Positive association between serum silicon levels and bone mineral density in female rats following oral silicon supplementation with monomethylsilanetriol.18 May 2018
UNLABELLED: Observational (epidemiological) studies suggest the positive association between dietary silicon intake and bone mineral density may be mediated by circulating estradiol level. Here, we report the results of a silicon supplementation study in rats that strongly support these observations and suggest an interaction between silicon and estradiol. INTRODUCTION: Epidemiological studies report strong positive associations between dietary silicon (Si) intake and bone mineral density (BMD) in premenopausal women and indicate that the association may be mediated by estradiol. We have tested this possibility in a mixed-gender rodent intervention study. METHODS: Tissue samples were obtained from three groups of 20-week-old Sprague Dawley rats (five males and five females per group) that had been supplemented ad libitum for 90 days in their drinking water with (i) <0.1 mg Si/L (vehicle control), (ii) 115 mg Si/L (moderate dose) or (iii) 575 mg Si/L (high dose). All rats received conventional laboratory feed, whilst supplemental Si was in the form of monomethylsilanetriol, increasing dietary Si intakes by 18 and 99 %, for the moderate- and high-dose groups, respectively. RESULTS: Fasting serum and tissue Si concentrations were increased with Si supplementation (p < 0.05), regardless of gender. However, only for female rats was there (i) a trend for a dose-responsive increase in serum osteocalcin concentration with Si intervention and (ii) strong significant associations between serum Si concentrations and measures of bone quality (p < 0.01). Correlations were weaker or insignificant for tibia Si levels and absent for other serum or tibia elemental concentrations and bone quality measures.

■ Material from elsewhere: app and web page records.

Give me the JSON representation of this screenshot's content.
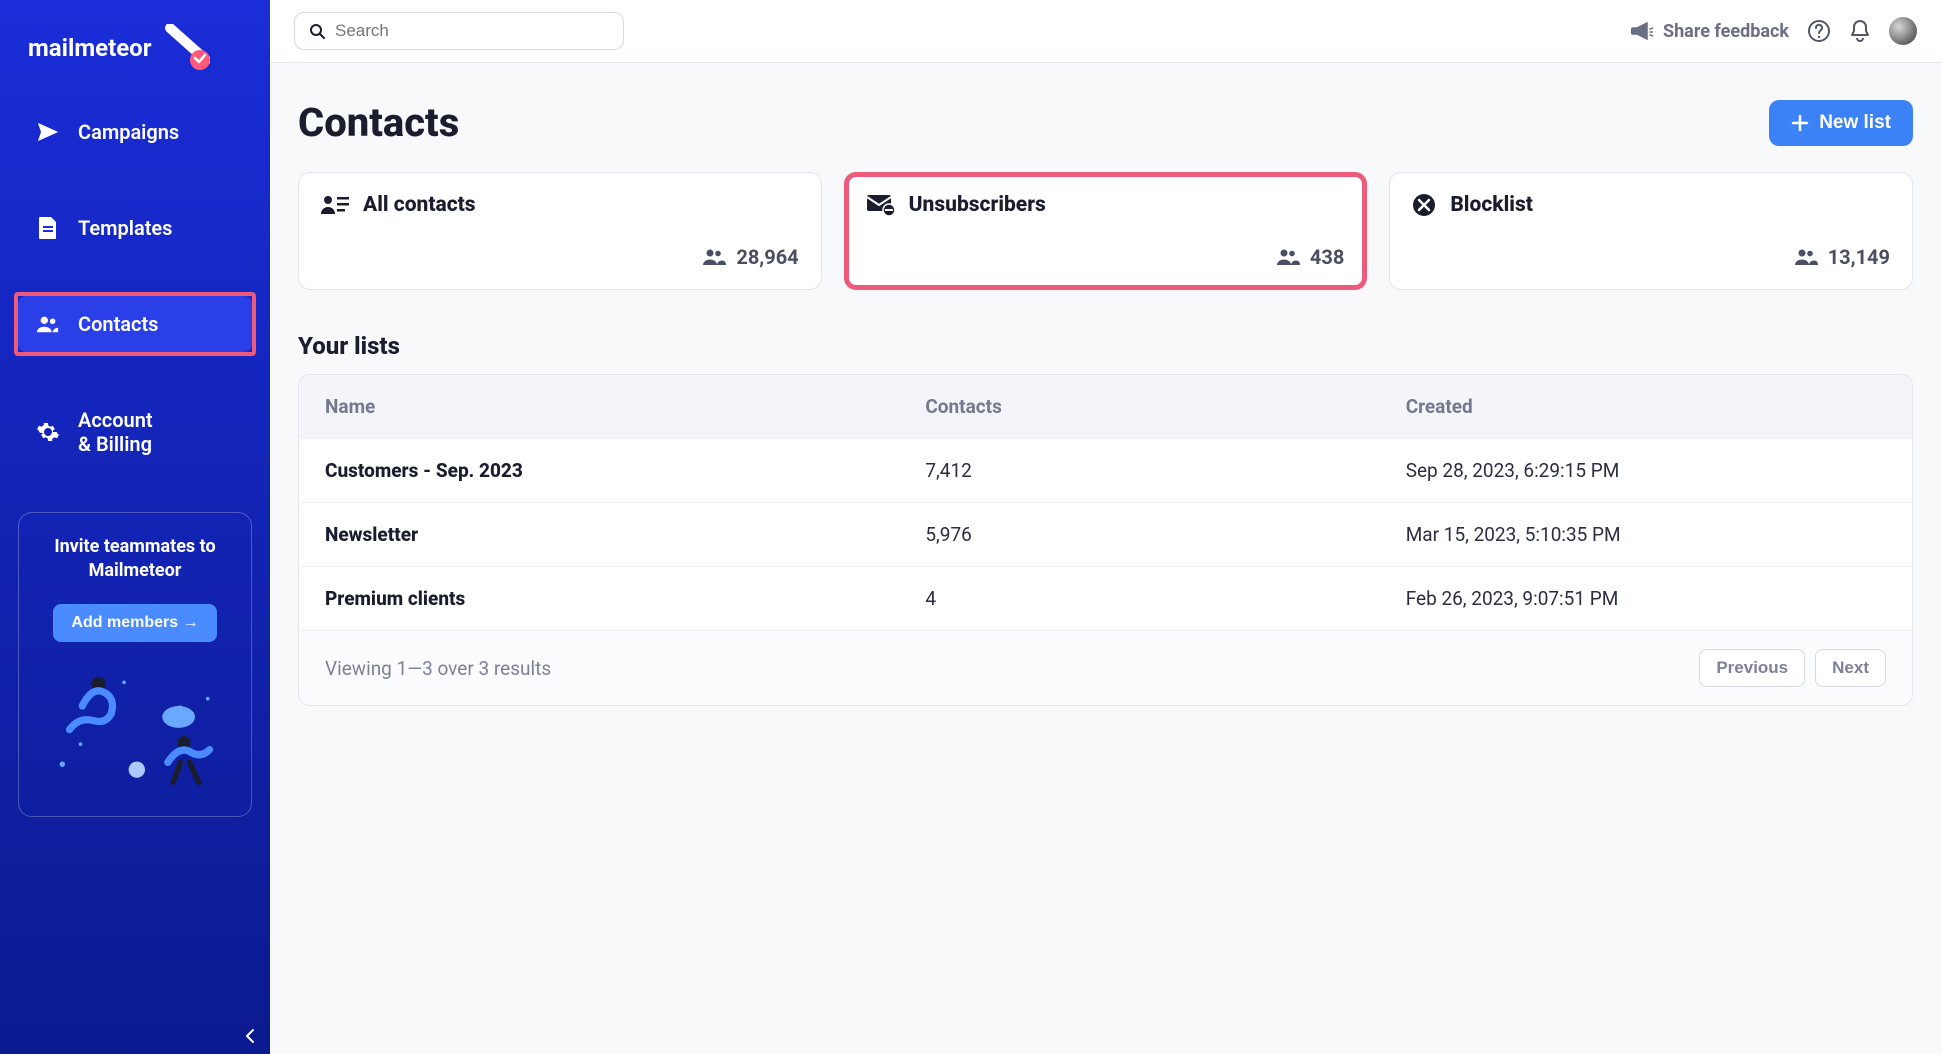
{
  "brand": {
    "name": "mailmeteor"
  },
  "sidebar": {
    "items": [
      {
        "label": "Campaigns"
      },
      {
        "label": "Templates"
      },
      {
        "label": "Contacts"
      },
      {
        "label": "Account\n& Billing"
      }
    ],
    "invite": {
      "title": "Invite teammates to Mailmeteor",
      "button": "Add members →"
    }
  },
  "topbar": {
    "search_placeholder": "Search",
    "share_feedback": "Share feedback"
  },
  "page": {
    "title": "Contacts",
    "new_list_button": "New list"
  },
  "cards": [
    {
      "title": "All contacts",
      "count": "28,964"
    },
    {
      "title": "Unsubscribers",
      "count": "438"
    },
    {
      "title": "Blocklist",
      "count": "13,149"
    }
  ],
  "lists": {
    "section_title": "Your lists",
    "columns": {
      "name": "Name",
      "contacts": "Contacts",
      "created": "Created"
    },
    "rows": [
      {
        "name": "Customers - Sep. 2023",
        "contacts": "7,412",
        "created": "Sep 28, 2023, 6:29:15 PM"
      },
      {
        "name": "Newsletter",
        "contacts": "5,976",
        "created": "Mar 15, 2023, 5:10:35 PM"
      },
      {
        "name": "Premium clients",
        "contacts": "4",
        "created": "Feb 26, 2023, 9:07:51 PM"
      }
    ],
    "footer_text": "Viewing 1—3 over 3 results",
    "prev": "Previous",
    "next": "Next"
  }
}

CONCLUSIONS: Our findings support the epidemiological observations that dietary Si positively impacts BMD in younger females, and this may be due to a Si-estradiol interaction. Moreover, these data suggest that the Si effect is mediated systemically, rather than through its incorporation into bone.